**Records from a data source:**
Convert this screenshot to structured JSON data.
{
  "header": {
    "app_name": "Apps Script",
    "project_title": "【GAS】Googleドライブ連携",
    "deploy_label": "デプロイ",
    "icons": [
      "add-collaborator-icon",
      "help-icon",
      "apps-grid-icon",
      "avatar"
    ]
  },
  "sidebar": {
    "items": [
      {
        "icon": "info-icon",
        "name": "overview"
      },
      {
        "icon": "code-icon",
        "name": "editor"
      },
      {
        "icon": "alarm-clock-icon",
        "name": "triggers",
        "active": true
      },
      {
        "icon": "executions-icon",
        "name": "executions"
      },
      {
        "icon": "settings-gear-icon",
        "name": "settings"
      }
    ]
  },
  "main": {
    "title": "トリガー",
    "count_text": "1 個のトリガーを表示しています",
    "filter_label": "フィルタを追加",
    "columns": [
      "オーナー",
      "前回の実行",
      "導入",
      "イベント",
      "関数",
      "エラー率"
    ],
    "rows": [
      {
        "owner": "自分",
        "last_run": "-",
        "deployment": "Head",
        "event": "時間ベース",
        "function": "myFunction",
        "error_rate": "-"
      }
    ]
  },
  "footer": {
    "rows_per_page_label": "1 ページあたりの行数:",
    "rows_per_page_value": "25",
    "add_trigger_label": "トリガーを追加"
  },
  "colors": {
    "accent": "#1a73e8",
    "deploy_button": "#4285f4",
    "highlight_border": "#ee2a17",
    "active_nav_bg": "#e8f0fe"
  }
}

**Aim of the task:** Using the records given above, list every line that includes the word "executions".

**Your response:**
        "icon": "executions-icon",
        "name": "executions"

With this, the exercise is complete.